Records for the task >>

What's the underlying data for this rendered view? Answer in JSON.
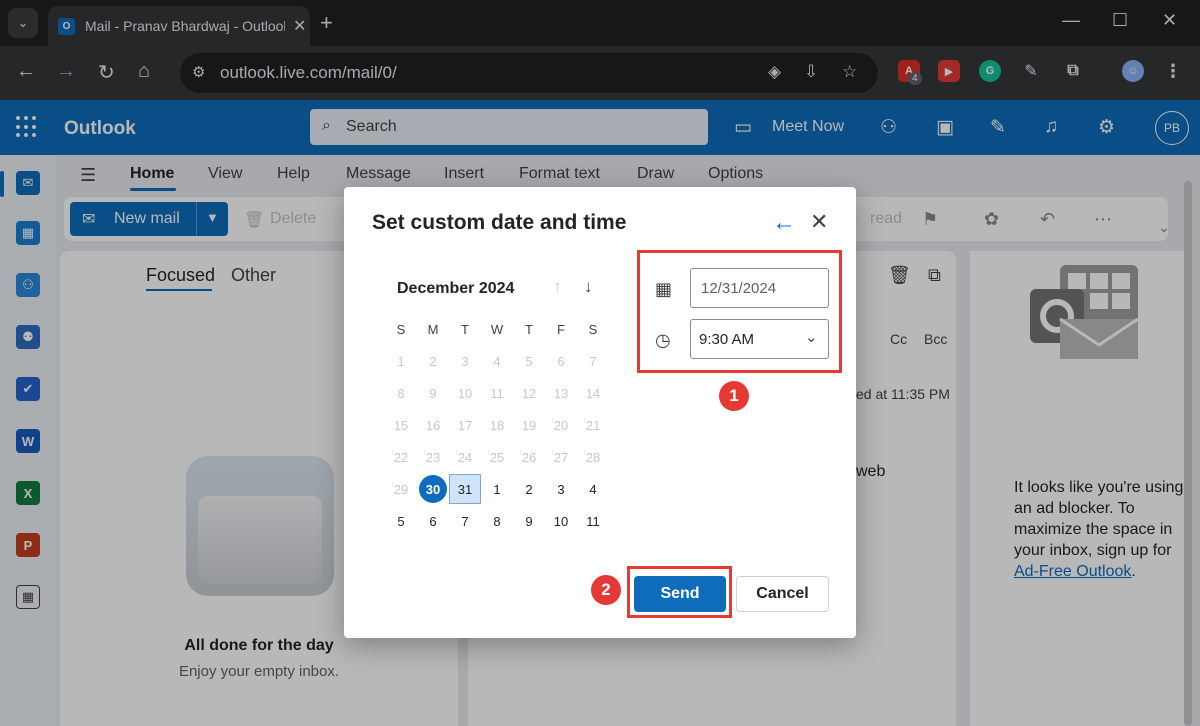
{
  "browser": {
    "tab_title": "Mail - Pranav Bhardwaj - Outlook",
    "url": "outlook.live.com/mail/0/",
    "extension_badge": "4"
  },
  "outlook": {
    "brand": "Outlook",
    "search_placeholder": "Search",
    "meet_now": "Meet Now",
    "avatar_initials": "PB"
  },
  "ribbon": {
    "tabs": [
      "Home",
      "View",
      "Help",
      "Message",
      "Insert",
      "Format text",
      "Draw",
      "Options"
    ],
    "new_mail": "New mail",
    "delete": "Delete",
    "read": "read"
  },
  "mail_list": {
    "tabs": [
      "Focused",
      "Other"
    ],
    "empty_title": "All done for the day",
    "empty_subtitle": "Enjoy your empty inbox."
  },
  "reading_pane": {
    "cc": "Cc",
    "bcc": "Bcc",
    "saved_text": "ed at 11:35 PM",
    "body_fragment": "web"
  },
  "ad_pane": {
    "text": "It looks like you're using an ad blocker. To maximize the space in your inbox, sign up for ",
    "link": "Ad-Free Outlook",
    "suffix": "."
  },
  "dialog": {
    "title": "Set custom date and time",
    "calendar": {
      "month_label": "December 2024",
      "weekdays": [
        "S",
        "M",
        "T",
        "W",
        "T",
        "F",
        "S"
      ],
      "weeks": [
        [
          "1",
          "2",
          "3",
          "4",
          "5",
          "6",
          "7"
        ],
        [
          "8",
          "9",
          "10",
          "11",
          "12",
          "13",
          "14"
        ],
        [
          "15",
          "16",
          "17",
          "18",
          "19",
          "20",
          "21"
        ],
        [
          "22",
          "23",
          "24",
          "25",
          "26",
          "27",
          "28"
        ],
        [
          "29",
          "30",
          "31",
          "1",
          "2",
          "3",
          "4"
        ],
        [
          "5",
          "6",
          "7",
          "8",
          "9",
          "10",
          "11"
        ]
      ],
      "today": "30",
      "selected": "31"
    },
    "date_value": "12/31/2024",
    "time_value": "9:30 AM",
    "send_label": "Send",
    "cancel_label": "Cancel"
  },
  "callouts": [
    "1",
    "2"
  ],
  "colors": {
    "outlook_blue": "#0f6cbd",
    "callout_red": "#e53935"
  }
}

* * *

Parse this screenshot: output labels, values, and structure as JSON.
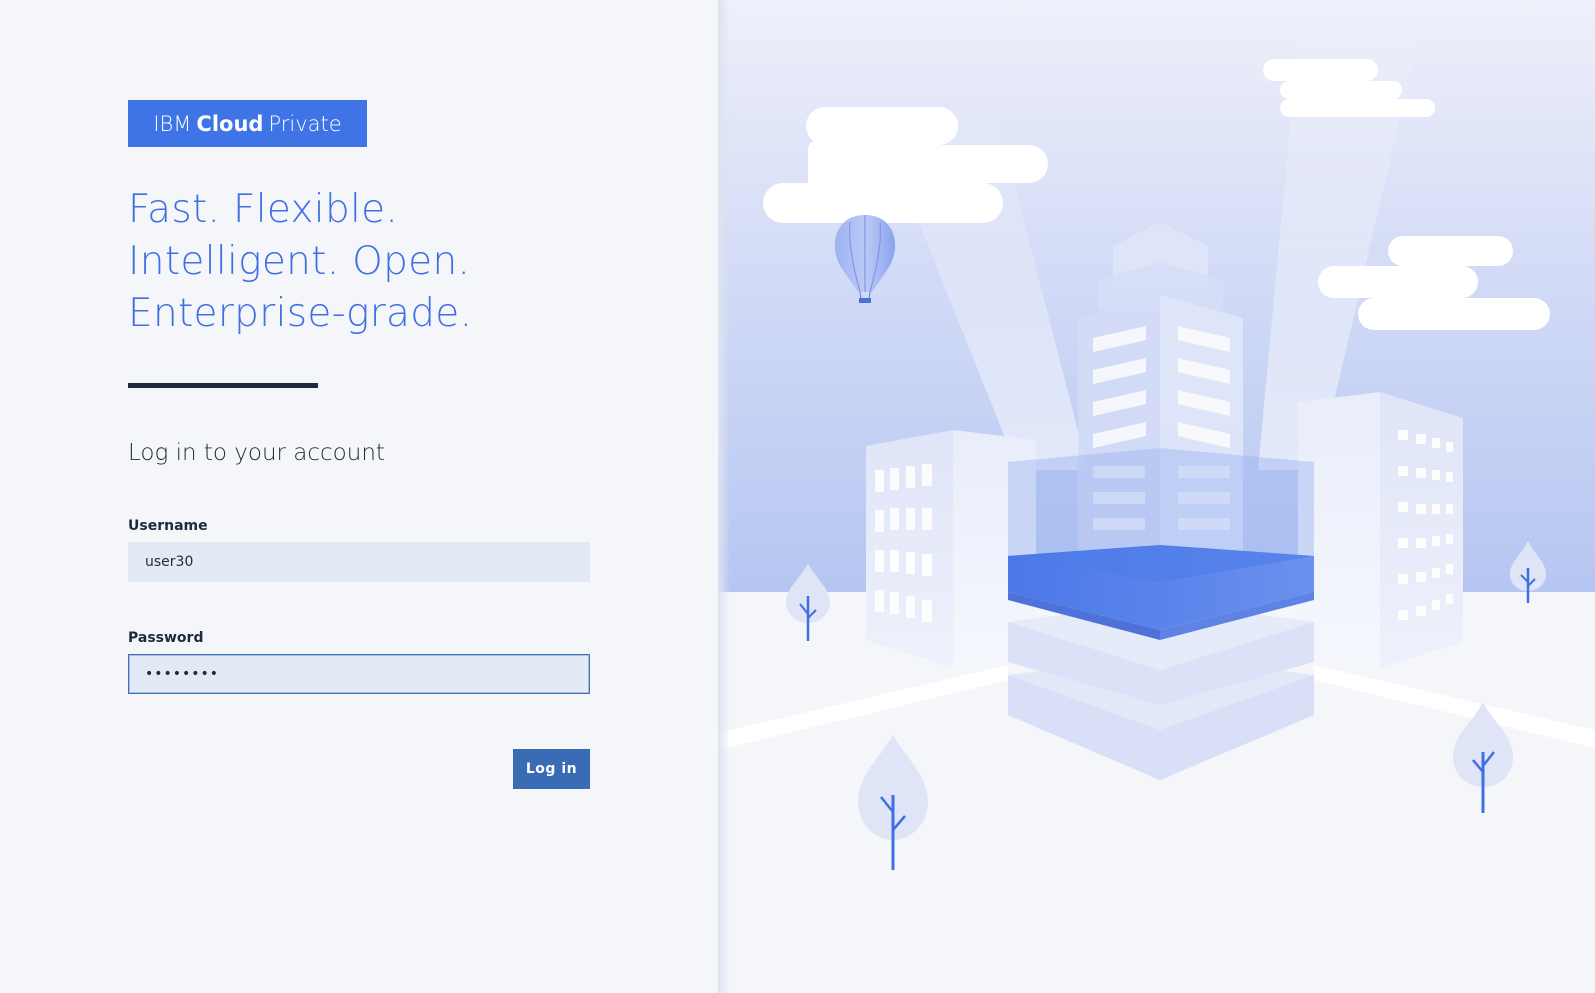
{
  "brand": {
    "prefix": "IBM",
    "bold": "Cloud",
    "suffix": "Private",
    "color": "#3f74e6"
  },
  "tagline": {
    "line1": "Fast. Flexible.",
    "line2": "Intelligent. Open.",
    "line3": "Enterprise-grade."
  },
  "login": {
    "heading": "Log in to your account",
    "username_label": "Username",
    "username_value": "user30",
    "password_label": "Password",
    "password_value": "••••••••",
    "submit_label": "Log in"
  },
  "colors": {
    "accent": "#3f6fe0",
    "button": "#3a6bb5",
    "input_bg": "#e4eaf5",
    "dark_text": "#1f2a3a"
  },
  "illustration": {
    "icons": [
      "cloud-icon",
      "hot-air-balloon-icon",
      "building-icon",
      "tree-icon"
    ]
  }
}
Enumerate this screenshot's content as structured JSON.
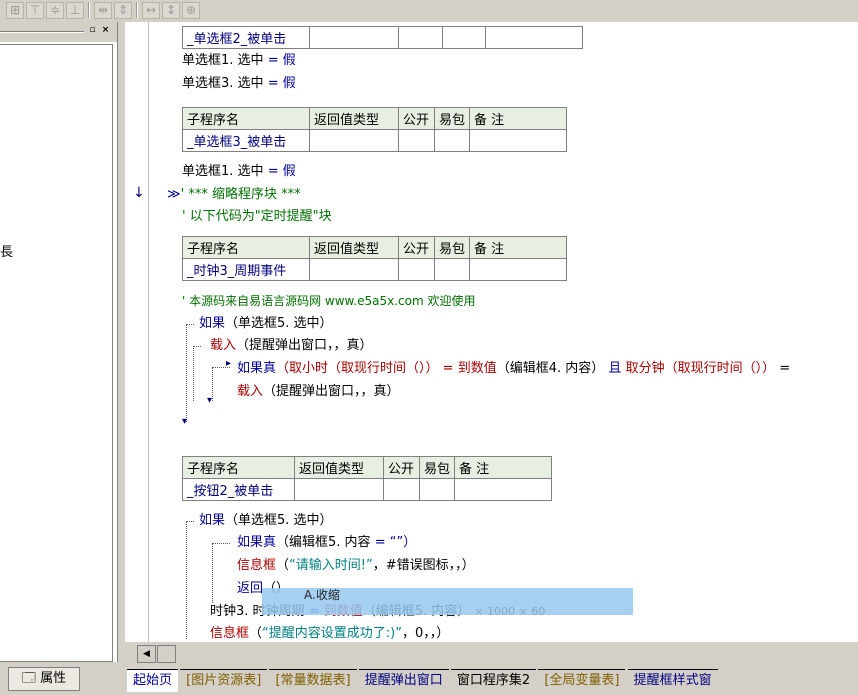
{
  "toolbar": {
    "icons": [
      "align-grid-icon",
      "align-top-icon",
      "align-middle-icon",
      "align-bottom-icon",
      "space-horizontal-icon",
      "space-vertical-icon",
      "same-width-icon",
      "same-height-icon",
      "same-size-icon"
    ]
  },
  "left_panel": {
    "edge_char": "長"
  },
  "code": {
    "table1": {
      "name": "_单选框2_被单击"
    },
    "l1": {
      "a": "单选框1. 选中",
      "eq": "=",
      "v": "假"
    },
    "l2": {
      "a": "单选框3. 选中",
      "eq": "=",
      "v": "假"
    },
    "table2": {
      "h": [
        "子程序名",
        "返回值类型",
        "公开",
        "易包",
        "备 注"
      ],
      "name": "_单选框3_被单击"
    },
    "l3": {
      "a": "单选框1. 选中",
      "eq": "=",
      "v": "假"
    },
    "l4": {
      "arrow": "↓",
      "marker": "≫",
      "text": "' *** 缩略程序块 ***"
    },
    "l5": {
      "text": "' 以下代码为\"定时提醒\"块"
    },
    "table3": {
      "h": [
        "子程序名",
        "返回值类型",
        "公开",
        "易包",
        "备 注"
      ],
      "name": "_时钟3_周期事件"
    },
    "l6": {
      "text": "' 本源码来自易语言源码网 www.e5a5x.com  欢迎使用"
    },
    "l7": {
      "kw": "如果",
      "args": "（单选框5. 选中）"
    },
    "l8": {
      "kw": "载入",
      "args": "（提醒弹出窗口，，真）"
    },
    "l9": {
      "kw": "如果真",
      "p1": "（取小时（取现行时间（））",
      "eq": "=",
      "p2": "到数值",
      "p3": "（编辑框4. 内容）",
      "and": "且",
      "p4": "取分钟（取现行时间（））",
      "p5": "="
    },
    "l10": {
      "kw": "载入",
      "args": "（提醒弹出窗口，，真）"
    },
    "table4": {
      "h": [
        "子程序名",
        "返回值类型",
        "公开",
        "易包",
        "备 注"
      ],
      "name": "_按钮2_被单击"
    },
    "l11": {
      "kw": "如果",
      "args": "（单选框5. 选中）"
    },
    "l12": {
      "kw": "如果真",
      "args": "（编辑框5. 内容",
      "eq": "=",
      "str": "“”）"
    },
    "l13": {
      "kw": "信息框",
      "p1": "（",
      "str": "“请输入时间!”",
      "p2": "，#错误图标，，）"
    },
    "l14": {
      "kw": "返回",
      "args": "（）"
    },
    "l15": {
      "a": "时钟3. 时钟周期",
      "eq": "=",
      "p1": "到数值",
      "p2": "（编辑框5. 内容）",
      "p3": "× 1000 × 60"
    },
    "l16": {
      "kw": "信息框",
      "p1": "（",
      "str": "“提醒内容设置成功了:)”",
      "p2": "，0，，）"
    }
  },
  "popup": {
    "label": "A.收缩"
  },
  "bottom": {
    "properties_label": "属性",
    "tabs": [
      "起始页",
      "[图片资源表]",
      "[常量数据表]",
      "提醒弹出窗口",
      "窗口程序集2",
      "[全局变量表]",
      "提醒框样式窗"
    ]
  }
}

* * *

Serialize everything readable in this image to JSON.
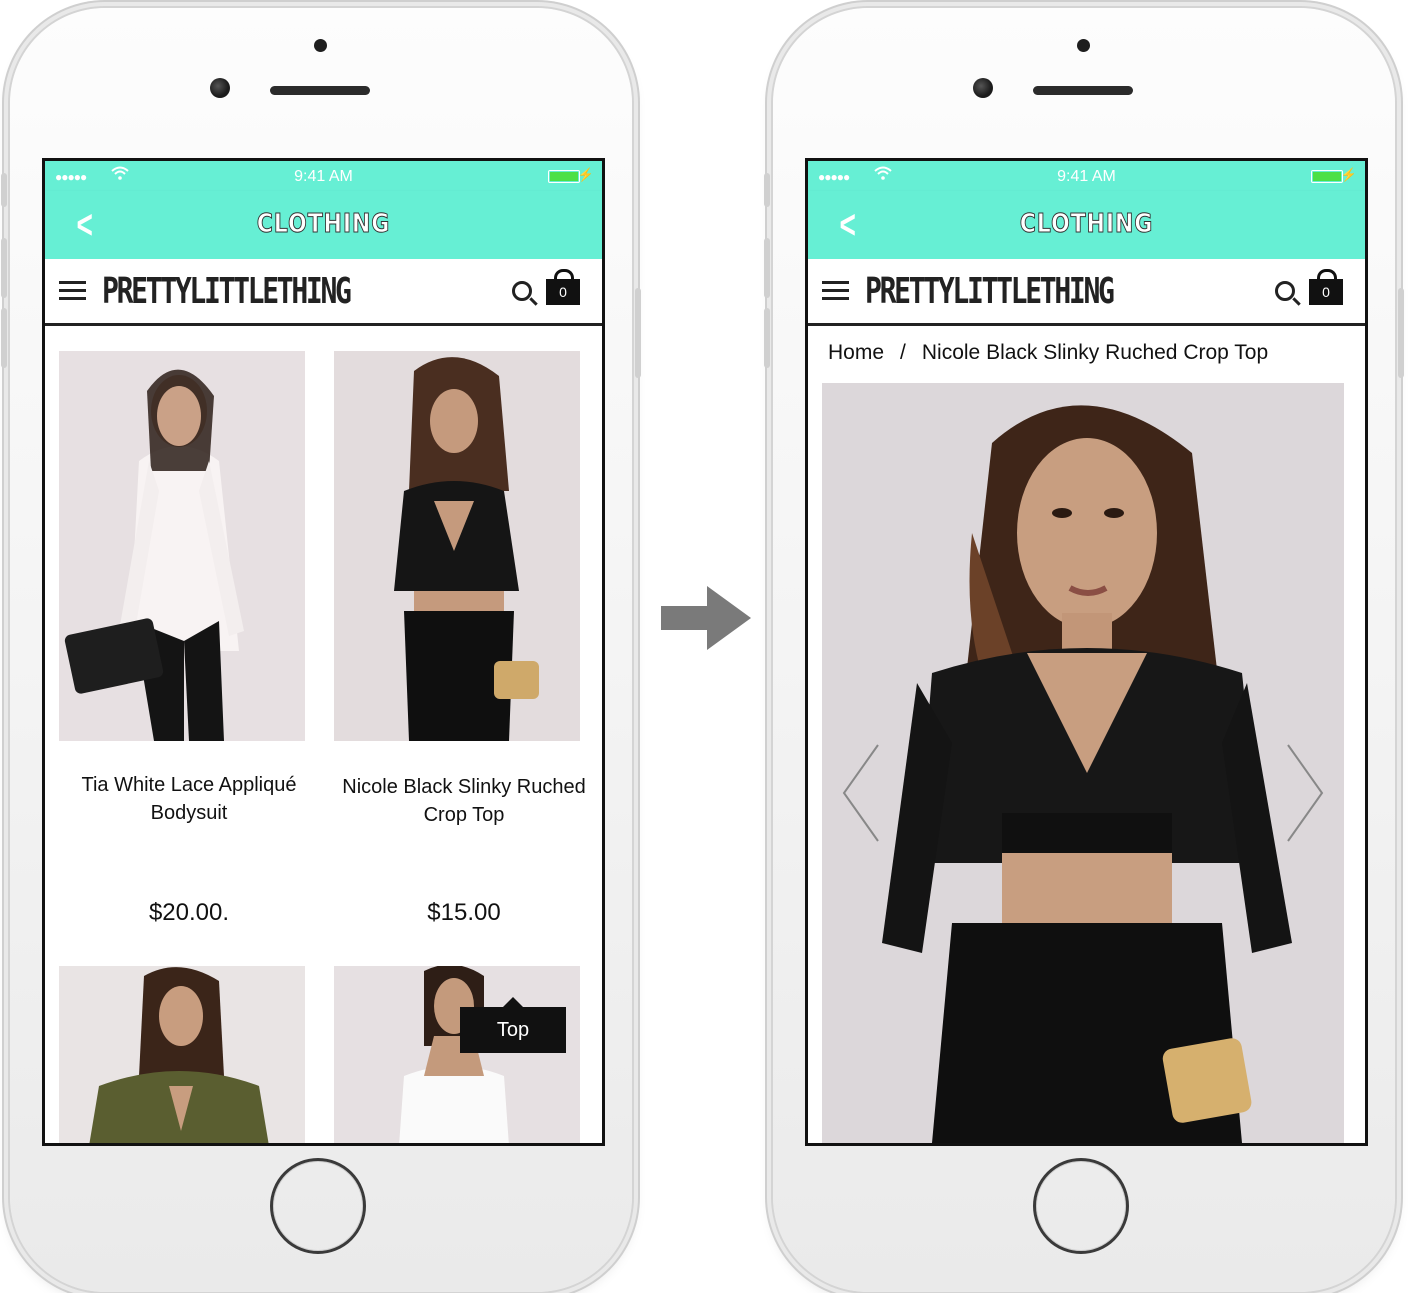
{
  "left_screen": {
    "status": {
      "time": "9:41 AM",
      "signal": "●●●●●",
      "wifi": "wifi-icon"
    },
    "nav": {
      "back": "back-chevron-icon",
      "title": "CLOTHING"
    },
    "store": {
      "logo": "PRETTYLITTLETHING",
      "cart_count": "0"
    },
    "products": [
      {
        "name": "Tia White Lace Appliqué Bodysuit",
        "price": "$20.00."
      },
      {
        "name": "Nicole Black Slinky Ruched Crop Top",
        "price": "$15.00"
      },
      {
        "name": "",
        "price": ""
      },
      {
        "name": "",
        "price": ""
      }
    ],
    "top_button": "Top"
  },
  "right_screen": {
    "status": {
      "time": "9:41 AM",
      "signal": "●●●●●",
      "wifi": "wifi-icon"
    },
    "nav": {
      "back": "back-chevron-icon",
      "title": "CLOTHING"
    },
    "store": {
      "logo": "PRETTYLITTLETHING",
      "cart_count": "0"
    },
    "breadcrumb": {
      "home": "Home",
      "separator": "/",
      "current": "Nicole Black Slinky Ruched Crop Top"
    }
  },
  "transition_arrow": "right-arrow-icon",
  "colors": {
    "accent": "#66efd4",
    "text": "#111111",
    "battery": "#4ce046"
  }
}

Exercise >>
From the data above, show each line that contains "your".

Response >>
    "empty_subtitle": "Enjoy your empty inbox."
    "text": "It looks like you're using an ad blocker. To maximize the space in your inbox, sign up for ",
    "heading": "Log in to your account",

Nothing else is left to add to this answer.